Listed records Start Marker
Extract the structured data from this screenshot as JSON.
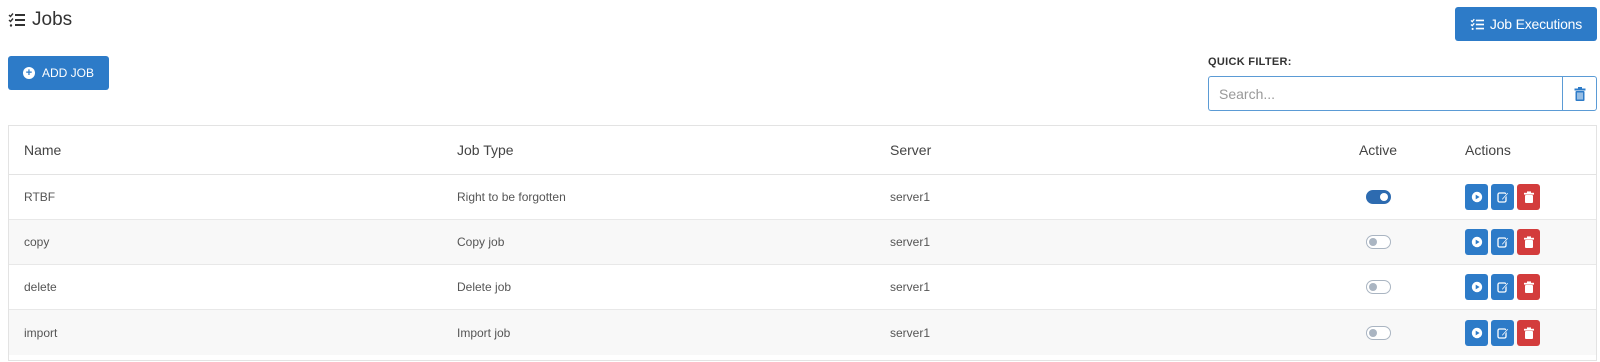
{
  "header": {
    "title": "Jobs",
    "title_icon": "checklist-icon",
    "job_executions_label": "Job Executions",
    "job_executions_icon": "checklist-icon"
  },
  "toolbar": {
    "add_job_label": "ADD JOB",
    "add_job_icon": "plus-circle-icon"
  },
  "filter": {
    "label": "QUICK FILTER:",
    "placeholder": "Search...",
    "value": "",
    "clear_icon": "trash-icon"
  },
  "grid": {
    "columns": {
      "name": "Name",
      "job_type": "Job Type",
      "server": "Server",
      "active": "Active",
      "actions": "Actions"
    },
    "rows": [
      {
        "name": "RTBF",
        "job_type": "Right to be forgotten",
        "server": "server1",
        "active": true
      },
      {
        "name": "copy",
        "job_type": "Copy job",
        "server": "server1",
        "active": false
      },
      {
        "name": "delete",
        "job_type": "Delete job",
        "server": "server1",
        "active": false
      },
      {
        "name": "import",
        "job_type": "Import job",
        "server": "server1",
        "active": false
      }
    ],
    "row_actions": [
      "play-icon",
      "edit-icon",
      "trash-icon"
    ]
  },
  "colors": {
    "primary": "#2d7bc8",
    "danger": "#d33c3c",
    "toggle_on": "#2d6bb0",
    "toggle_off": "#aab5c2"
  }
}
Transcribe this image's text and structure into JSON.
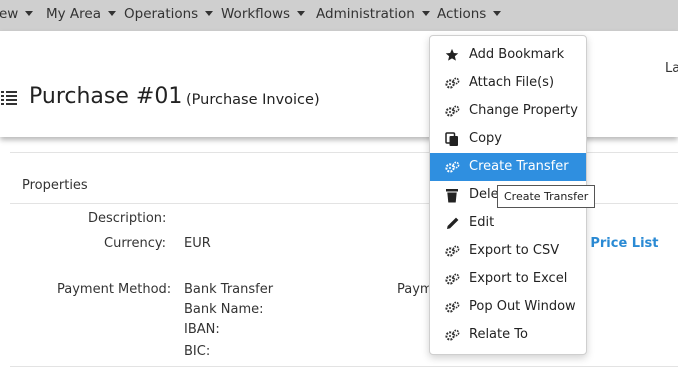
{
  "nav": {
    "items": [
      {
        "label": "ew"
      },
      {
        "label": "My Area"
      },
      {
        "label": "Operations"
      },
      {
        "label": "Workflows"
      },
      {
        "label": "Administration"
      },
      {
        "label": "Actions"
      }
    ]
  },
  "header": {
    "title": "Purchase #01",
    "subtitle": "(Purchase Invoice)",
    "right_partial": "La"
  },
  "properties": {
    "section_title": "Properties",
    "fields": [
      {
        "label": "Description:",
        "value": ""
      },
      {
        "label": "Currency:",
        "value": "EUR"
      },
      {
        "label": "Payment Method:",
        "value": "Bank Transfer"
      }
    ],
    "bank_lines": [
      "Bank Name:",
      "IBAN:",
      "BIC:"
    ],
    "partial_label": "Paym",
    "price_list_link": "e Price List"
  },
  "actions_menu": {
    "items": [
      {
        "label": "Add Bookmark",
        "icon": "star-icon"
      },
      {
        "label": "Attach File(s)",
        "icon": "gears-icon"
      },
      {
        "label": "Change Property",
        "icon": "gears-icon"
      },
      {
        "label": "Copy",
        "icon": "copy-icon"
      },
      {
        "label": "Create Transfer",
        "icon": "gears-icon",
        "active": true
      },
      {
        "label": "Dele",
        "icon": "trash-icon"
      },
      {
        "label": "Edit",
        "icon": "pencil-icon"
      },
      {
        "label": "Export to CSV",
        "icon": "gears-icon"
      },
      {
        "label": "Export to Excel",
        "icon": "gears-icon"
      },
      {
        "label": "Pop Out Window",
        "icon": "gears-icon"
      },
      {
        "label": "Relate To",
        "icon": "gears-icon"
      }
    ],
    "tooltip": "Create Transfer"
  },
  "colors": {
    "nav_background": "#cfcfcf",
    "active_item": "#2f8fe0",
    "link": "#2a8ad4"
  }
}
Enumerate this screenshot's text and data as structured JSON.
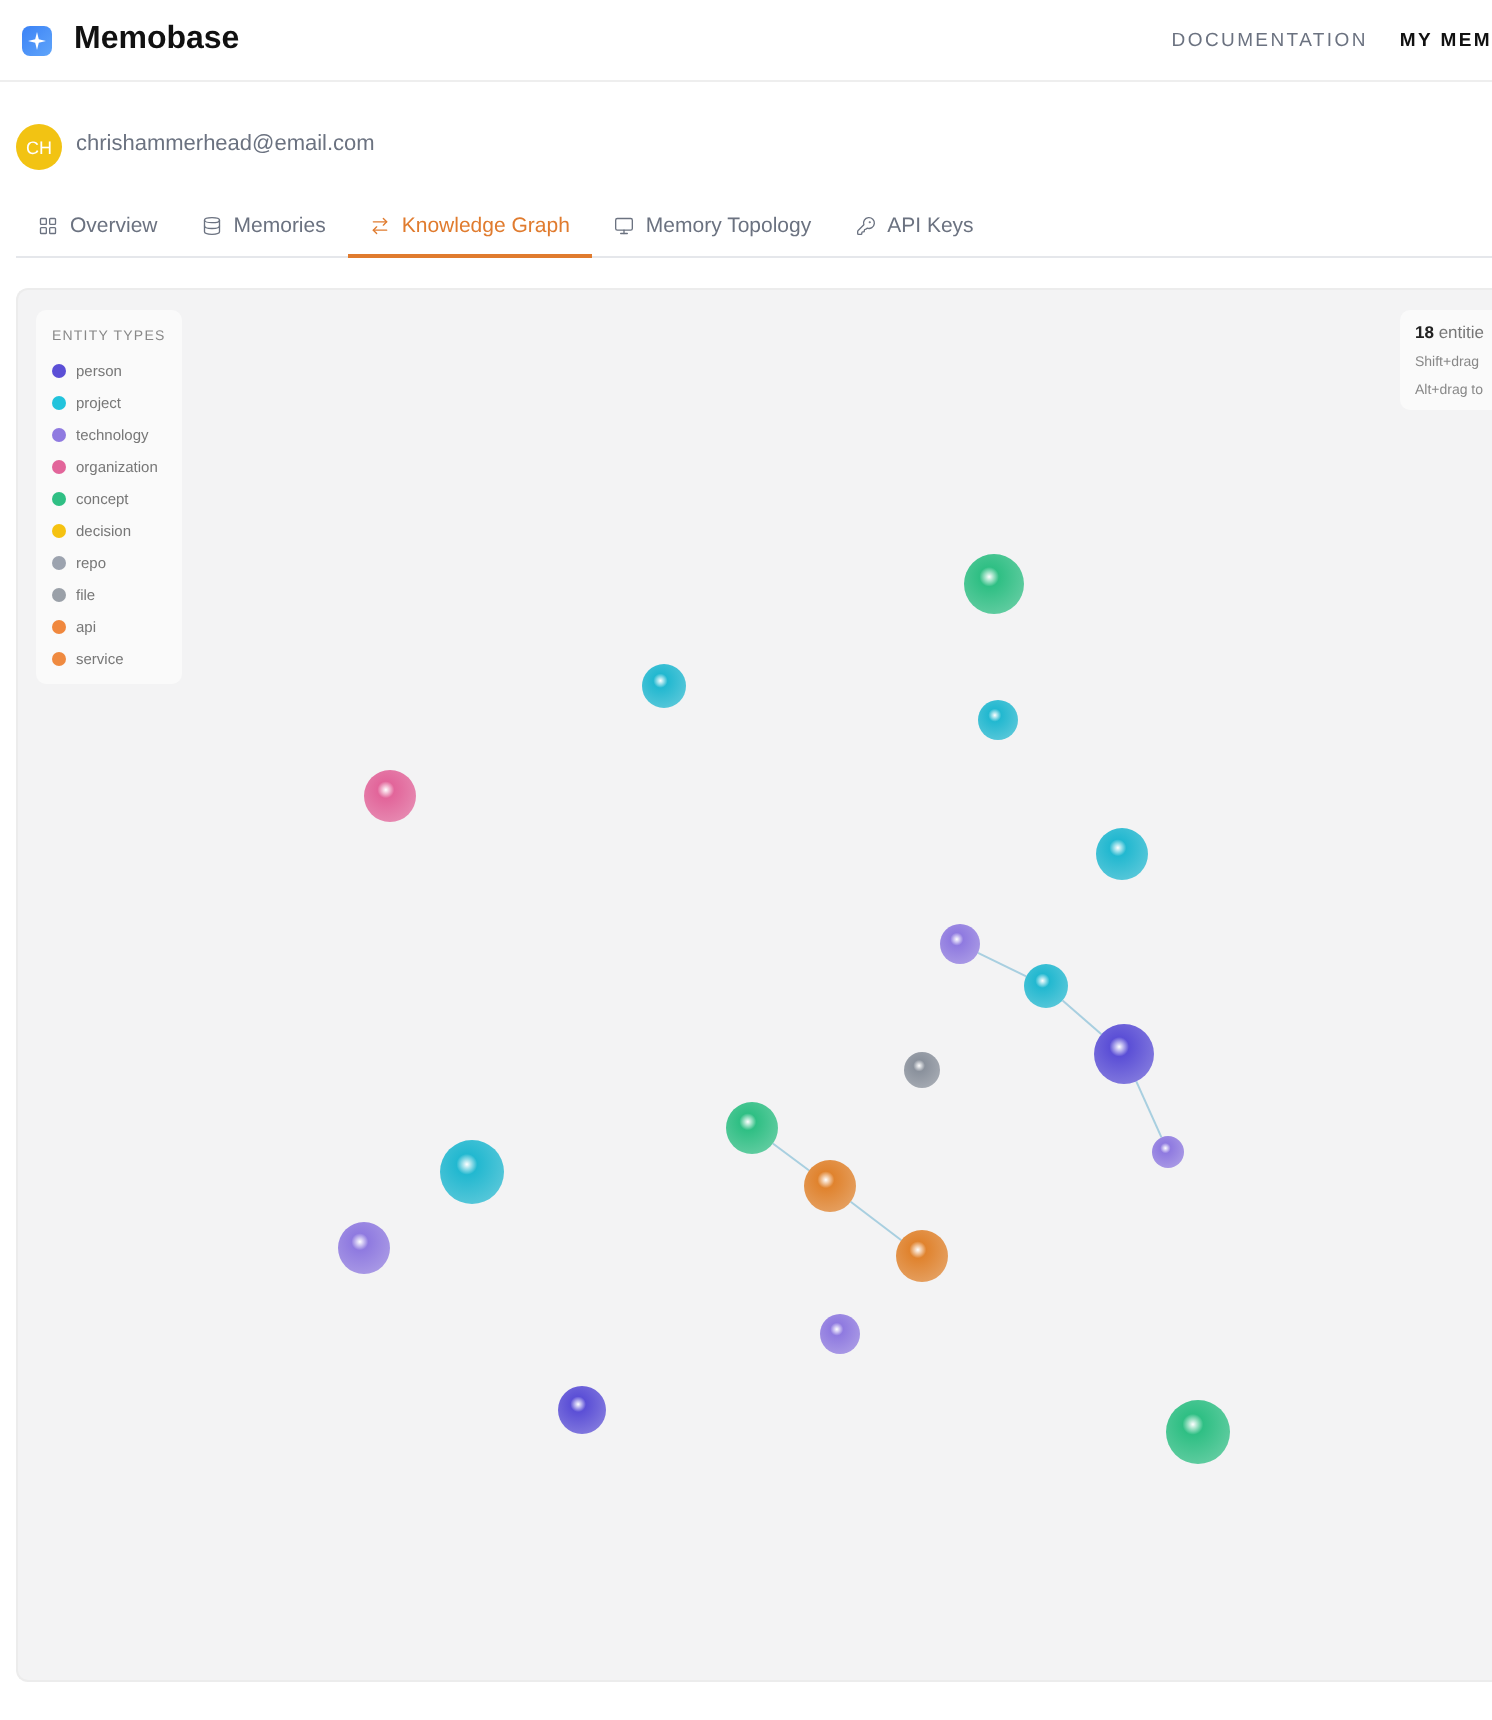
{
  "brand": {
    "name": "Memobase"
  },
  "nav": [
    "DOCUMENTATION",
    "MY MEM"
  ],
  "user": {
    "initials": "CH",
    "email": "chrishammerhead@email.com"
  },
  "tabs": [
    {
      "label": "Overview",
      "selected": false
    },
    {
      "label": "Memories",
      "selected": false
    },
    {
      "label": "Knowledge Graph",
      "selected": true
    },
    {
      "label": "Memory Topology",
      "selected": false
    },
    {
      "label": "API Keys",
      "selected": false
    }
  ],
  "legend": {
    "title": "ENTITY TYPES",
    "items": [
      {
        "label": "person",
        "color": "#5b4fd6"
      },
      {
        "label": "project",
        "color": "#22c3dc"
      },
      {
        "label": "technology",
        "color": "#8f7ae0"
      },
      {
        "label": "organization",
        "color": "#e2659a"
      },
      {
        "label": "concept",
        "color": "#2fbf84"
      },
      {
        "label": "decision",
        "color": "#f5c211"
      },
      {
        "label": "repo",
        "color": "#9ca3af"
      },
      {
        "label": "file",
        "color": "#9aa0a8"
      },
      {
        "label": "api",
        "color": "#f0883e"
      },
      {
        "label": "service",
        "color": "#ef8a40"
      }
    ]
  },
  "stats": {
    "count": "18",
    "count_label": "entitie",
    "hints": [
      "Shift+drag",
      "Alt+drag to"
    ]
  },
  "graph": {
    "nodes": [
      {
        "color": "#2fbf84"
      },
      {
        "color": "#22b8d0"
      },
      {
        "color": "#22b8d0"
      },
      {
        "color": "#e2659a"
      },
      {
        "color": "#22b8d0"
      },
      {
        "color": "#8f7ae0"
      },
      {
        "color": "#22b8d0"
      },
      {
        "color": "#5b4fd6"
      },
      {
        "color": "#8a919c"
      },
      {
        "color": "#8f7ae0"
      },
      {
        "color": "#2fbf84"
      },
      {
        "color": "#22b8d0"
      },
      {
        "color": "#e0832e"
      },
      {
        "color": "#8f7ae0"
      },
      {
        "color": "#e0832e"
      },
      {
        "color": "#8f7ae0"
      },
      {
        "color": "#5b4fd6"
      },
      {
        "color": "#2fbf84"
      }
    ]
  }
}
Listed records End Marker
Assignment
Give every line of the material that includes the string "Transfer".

Task result
        "value": "Bank Transfer"
        "label": "Create Transfer",
    "tooltip": "Create Transfer"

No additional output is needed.